• [RECORD EXCERPTS]
=== Begin Enclosure ===

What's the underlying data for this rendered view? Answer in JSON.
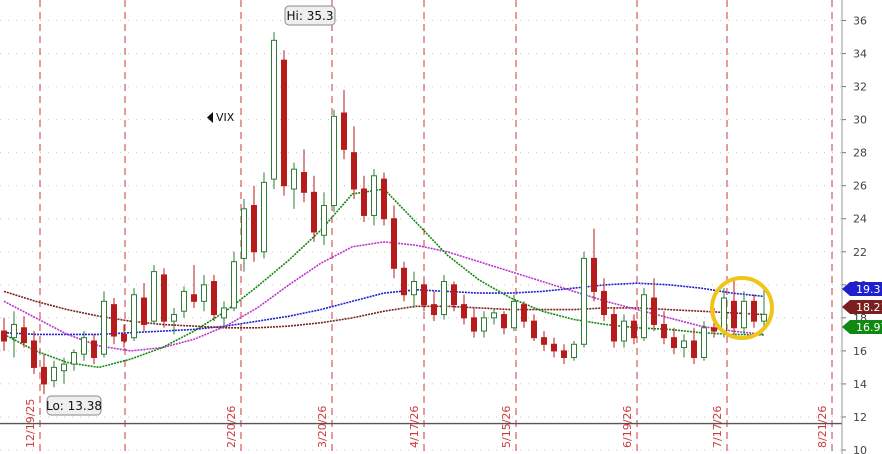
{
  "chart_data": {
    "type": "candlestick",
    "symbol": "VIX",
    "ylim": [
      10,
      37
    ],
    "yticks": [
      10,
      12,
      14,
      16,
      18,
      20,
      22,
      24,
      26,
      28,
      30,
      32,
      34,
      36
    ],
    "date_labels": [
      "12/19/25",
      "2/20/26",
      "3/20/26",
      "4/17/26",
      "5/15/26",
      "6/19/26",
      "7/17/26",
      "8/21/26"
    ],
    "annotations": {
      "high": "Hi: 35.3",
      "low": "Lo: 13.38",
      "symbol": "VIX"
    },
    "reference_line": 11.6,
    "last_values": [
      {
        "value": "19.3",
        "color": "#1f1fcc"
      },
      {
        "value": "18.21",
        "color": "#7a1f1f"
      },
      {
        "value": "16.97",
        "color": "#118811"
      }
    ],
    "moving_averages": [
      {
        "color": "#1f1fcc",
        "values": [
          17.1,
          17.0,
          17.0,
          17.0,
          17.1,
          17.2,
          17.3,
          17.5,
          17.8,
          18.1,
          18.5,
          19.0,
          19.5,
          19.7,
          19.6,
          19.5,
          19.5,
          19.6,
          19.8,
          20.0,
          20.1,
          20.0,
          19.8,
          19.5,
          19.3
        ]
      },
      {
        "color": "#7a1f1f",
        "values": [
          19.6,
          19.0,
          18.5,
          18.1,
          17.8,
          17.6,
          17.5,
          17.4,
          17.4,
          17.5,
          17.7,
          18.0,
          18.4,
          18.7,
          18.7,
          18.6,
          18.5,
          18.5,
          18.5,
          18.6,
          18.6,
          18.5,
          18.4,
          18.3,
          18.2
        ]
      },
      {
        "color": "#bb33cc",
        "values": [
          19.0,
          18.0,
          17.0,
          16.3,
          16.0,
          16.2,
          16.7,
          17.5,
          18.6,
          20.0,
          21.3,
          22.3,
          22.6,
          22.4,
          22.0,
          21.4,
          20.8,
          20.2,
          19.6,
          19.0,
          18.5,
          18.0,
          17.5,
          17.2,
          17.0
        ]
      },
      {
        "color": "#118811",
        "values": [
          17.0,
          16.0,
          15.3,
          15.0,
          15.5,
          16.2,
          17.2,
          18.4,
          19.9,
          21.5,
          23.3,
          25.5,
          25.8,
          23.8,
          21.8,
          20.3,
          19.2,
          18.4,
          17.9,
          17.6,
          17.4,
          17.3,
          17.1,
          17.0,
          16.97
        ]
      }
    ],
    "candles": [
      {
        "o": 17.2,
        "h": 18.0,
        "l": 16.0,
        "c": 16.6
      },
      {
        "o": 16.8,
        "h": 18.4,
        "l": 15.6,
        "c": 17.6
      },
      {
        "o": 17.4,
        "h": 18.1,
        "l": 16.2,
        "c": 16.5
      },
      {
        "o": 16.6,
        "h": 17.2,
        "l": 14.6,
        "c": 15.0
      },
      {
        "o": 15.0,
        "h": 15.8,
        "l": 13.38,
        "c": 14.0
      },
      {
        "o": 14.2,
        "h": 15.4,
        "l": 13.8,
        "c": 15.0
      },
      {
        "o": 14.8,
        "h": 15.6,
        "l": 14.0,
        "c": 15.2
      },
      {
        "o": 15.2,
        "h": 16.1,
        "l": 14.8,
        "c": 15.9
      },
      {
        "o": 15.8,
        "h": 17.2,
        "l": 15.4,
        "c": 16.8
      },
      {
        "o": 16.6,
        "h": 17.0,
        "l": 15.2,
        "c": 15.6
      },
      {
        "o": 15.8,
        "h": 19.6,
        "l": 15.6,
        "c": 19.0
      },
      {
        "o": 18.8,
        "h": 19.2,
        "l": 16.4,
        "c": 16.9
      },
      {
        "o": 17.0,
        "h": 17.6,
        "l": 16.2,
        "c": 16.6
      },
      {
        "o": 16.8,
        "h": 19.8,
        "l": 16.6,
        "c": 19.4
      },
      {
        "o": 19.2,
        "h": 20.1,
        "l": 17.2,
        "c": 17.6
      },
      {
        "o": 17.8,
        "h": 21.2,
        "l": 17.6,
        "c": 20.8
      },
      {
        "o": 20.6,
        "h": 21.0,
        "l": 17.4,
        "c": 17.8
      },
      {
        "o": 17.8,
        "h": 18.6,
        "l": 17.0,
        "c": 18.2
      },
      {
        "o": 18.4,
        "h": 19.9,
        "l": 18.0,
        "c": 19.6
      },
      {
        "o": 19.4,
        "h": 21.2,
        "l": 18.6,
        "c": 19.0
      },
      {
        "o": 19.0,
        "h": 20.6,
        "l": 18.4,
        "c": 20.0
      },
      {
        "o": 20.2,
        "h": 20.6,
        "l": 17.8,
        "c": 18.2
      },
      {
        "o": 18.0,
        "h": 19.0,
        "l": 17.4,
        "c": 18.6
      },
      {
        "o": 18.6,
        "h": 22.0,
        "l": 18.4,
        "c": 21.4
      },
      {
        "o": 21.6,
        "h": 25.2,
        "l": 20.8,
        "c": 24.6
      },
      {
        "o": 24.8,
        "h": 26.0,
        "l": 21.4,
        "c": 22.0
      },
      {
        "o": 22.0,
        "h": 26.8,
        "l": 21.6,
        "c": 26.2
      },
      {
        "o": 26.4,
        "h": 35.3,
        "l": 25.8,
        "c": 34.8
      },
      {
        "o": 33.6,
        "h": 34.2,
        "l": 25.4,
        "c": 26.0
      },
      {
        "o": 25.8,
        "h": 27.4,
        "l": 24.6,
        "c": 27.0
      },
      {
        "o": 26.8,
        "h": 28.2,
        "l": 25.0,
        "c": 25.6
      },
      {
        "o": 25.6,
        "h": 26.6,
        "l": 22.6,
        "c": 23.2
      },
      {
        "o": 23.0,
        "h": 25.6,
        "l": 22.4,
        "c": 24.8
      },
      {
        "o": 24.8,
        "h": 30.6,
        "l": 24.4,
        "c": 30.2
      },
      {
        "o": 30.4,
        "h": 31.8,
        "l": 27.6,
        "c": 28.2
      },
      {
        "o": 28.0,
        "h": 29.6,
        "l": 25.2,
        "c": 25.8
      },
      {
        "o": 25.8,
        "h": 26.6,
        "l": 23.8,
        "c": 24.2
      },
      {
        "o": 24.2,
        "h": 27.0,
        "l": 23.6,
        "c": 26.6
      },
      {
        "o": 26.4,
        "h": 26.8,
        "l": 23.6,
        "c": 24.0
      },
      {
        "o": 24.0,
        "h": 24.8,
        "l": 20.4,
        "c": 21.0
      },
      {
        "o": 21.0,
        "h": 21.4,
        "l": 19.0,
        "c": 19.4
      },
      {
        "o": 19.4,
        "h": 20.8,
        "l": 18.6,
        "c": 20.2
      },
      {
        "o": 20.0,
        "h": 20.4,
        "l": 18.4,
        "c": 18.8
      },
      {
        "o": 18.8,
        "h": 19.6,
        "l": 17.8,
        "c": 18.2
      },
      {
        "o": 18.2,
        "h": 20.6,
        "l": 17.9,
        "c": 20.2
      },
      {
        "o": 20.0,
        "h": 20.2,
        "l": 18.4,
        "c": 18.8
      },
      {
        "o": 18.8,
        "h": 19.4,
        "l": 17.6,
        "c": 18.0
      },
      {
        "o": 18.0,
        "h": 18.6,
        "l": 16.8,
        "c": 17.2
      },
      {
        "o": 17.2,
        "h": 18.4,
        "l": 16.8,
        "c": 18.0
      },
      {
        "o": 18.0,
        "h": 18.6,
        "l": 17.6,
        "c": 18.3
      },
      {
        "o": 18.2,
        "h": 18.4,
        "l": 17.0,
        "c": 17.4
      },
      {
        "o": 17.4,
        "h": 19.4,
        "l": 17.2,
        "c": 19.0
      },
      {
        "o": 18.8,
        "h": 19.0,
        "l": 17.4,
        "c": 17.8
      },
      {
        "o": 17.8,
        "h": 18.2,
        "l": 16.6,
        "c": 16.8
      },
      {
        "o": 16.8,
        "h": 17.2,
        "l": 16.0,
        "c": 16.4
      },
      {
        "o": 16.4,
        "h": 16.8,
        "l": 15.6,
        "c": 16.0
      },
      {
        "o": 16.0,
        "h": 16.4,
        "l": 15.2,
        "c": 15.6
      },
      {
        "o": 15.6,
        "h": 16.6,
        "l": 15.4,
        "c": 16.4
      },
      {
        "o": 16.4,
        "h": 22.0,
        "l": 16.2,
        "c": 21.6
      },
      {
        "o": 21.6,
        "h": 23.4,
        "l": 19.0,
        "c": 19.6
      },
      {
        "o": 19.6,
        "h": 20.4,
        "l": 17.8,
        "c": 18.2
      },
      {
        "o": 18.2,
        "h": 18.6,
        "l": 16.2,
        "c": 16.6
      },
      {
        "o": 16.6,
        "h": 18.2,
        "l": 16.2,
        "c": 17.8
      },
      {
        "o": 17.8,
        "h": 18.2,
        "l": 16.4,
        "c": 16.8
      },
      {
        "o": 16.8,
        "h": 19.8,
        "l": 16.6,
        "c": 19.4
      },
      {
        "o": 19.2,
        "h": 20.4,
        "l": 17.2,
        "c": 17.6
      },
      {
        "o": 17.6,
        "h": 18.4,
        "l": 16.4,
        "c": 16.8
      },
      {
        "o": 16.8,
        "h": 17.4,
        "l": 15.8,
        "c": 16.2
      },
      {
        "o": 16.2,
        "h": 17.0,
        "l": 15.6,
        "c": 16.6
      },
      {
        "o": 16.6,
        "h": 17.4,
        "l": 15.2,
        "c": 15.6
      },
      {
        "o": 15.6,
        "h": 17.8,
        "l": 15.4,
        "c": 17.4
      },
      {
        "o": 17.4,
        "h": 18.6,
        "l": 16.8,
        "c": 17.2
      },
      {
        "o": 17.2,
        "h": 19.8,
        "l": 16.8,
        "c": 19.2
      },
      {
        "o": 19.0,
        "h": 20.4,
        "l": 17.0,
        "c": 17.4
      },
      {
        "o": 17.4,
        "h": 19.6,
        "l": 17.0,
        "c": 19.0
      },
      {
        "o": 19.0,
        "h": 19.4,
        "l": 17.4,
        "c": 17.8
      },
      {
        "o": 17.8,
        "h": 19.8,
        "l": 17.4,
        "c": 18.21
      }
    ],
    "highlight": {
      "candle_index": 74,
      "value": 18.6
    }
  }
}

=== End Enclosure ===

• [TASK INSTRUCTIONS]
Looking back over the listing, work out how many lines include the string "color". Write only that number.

• [SOLUTION]
7